Filter on the word "values": copy each matching line from the listing below.

• • • •

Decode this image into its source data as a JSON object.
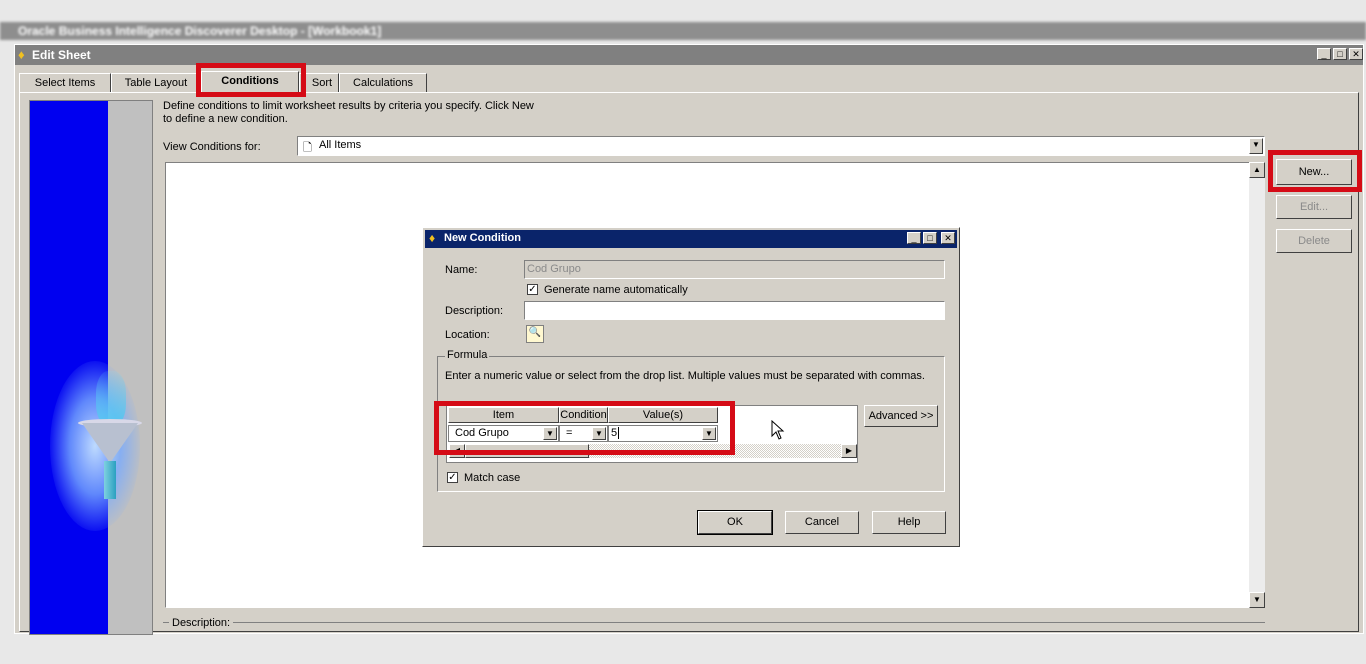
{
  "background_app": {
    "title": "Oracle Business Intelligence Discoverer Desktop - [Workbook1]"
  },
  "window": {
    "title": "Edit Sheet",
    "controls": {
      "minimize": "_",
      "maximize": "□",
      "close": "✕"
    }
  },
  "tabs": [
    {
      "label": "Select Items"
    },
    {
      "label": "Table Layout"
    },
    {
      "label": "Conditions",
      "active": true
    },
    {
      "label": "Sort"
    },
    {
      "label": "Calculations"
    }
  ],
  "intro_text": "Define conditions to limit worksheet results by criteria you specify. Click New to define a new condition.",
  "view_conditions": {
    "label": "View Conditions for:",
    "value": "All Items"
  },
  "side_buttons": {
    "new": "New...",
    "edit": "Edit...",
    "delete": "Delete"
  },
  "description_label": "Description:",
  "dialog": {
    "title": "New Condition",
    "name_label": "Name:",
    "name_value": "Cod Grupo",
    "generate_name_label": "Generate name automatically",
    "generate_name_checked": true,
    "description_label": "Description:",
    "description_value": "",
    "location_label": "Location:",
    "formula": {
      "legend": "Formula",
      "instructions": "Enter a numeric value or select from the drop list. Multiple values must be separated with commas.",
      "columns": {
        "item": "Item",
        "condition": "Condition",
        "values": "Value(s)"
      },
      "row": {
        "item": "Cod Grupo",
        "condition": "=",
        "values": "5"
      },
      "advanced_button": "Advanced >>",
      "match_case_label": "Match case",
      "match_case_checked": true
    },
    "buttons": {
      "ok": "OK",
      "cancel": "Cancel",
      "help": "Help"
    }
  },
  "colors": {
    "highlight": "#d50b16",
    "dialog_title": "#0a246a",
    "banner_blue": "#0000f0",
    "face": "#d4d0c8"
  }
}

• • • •

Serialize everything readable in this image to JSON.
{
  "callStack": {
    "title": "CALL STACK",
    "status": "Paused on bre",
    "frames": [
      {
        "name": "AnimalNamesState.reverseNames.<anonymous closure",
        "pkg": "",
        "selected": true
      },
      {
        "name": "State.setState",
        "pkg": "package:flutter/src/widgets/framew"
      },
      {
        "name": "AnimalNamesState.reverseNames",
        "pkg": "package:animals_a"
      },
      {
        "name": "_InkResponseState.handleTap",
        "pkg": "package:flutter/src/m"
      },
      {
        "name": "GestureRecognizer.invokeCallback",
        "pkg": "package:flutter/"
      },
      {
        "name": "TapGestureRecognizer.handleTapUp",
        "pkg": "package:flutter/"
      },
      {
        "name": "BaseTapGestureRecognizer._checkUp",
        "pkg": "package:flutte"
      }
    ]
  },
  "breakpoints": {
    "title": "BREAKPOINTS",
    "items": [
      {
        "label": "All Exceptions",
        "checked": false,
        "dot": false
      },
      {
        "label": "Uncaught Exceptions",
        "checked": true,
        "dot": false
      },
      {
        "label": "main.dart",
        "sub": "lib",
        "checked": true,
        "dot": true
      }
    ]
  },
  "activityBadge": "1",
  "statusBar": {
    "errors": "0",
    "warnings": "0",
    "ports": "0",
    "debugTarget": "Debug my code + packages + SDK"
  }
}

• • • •

● WRITTEN ANSWER
      "instructions": "Enter a numeric value or select from the drop list. Multiple values must be separated with commas.",
        "values": "Value(s)"
        "values": "5"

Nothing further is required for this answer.